Richard Brooks was an American screenwriter, director, novelist and occasional producer.
Brooks was born Ruben Sax to Russian Jewish immigrants in Philadelphia, Pennsylvania and graduated from West Philadelphia High School, and later Temple University. He was a sports reporter at several newspapers, then moved into radio at WNEW in New York. He served at the NBC network as a staff writer in the 1930s before directing for the stage at the Mill Pond Theatre in New York. He then spent several years in Hollywood as a staff writer for low-budget pictures and serials before serving in the U.S. Marines during World War II.

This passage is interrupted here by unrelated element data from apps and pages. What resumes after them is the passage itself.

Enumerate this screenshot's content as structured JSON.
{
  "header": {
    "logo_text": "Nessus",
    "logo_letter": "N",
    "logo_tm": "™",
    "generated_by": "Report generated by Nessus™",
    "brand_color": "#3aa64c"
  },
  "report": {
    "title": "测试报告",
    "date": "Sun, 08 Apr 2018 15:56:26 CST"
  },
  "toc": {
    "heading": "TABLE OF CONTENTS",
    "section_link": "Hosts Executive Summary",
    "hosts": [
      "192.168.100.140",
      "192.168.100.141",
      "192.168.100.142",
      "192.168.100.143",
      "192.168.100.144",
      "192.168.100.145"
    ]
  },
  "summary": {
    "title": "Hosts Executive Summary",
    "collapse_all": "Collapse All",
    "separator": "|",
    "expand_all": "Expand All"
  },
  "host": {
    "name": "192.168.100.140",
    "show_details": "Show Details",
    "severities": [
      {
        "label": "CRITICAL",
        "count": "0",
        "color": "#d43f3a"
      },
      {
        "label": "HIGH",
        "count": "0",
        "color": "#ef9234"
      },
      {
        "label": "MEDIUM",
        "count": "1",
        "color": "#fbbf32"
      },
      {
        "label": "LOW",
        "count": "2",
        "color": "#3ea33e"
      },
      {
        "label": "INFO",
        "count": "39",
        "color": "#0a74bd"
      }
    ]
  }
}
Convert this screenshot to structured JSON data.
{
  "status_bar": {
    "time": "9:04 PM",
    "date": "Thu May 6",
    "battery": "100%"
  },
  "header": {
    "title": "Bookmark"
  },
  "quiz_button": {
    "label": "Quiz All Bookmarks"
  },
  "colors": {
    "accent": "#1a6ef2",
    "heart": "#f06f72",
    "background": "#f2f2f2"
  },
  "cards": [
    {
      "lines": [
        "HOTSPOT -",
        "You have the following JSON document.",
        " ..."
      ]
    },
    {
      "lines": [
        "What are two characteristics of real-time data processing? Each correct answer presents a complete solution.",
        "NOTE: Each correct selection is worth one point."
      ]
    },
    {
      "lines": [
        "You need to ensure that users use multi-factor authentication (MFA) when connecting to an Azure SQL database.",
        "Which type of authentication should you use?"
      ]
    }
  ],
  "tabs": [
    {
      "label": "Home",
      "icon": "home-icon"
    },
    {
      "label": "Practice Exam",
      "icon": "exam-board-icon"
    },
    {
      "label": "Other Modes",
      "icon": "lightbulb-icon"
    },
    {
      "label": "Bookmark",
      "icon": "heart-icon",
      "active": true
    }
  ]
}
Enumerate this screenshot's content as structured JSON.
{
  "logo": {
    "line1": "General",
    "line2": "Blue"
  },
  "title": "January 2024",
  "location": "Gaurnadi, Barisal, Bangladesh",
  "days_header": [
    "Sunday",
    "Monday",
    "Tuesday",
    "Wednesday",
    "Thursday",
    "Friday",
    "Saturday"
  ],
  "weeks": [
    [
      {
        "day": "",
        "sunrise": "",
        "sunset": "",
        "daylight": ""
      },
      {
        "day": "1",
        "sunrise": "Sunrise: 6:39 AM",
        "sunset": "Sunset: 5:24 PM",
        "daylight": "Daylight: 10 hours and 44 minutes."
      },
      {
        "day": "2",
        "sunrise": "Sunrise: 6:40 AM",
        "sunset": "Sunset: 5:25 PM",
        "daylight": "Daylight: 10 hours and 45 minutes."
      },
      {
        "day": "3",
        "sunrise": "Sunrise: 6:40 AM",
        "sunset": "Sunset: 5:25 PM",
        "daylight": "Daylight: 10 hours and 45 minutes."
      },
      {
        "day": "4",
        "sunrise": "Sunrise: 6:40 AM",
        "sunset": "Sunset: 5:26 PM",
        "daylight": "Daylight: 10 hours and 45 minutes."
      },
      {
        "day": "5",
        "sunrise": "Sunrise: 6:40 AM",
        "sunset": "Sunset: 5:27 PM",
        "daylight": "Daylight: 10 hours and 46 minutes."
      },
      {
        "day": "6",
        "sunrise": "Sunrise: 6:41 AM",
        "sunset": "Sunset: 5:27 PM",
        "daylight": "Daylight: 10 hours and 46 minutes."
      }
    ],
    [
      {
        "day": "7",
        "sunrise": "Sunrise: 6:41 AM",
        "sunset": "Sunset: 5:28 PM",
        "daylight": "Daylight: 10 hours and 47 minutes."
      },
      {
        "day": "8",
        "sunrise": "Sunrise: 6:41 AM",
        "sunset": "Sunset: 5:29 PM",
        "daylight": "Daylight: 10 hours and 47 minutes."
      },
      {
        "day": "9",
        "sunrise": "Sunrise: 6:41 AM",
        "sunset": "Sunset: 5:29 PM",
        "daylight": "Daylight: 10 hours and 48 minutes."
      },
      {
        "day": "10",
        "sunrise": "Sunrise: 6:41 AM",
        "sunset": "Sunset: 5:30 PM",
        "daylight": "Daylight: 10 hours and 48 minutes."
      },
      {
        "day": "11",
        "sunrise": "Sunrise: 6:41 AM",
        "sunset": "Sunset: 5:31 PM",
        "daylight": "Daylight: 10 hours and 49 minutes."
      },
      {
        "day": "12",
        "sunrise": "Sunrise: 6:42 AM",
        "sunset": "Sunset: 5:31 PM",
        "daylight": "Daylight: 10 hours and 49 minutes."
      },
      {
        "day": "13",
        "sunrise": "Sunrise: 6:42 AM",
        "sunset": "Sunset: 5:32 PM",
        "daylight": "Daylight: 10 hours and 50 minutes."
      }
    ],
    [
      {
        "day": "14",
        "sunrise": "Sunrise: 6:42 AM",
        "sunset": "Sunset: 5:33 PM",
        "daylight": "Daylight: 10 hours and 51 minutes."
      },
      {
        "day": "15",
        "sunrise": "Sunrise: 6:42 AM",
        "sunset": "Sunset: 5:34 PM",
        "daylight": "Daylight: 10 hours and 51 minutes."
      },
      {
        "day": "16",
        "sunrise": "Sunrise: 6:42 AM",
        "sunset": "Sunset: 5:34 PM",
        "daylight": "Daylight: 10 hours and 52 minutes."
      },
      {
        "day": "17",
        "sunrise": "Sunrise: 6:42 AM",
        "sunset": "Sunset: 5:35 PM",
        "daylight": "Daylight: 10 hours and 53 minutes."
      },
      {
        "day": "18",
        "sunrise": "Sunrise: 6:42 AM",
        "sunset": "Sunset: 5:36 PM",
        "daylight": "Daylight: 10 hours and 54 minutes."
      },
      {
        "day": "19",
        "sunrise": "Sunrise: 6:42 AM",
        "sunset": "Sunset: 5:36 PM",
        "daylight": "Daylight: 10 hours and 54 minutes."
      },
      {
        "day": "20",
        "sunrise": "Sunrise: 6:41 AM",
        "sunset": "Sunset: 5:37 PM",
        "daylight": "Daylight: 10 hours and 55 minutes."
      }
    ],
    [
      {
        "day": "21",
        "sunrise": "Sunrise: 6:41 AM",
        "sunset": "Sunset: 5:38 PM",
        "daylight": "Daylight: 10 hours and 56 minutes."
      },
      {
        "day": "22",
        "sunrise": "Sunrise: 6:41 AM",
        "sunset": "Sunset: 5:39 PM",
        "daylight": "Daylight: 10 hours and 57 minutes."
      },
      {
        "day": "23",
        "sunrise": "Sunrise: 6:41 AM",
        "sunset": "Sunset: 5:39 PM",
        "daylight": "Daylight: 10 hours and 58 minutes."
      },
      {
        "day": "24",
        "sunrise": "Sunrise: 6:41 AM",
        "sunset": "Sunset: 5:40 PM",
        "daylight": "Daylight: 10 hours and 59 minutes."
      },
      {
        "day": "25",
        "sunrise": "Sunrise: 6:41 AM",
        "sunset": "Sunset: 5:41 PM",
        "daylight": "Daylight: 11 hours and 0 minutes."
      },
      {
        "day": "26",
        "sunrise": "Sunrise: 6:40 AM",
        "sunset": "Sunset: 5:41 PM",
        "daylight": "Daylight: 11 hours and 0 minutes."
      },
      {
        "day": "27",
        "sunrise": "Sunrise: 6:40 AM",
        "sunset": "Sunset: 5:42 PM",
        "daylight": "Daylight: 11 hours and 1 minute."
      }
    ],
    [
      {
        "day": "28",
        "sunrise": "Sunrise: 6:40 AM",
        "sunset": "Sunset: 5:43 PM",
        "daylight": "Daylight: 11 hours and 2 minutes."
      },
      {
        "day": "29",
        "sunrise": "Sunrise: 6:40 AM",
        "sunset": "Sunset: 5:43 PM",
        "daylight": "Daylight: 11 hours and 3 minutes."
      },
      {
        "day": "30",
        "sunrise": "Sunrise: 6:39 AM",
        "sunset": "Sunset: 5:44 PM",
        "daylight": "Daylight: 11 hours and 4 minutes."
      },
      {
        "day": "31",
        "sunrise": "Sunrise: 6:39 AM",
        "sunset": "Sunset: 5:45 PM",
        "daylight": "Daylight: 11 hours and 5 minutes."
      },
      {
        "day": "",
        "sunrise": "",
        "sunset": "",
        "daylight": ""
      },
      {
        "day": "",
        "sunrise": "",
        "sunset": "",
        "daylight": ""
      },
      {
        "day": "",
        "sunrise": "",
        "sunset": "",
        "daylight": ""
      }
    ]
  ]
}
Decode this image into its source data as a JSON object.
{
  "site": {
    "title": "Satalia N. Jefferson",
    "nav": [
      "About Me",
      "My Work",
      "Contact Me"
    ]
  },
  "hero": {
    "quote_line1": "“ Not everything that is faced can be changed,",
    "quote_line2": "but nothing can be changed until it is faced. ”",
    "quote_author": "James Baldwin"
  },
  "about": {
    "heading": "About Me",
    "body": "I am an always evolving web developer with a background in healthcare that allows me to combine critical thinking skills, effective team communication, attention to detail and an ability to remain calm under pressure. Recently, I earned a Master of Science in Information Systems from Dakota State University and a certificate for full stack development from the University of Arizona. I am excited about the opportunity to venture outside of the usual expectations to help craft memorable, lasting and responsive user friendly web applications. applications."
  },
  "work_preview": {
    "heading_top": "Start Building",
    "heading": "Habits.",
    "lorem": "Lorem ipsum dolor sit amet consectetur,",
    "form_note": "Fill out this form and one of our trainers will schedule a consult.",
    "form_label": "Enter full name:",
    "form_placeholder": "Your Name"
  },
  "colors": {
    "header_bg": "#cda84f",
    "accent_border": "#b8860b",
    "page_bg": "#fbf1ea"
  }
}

His second published novel was Splinters in 1941, but his 1945 novel, The Brick Foxhole, was a larger success - it is the story of a group of Marines who pick up and then murder a homosexual man, and the novel is a stinging indictment of intolerance. The book was made into a movie in 1947 as Crossfire, though the intolerance was switched from homophobia to anti-Jewishness to please studio executives and 1940s audiences. In the 1940s he wrote the screenplays for the critically acclaimed Key Largo and Brute Force, both suspenseful examples of film noir. He also co-wrote Storm Warning, an anti-Klan melodrama with film-noir overtones, in conjunction with Daniel Fuchs. In 1950 he directed his film Crisis, which gave a much darker role to the actor Cary Grant than he had previously attempted. He won his only Oscar in 1960 for his screenplay for Elmer Gantry, although he was nominated for the films Blackboard Jungle, Cat on a Hot Tin Roof, The Professionals, and In Cold Blood .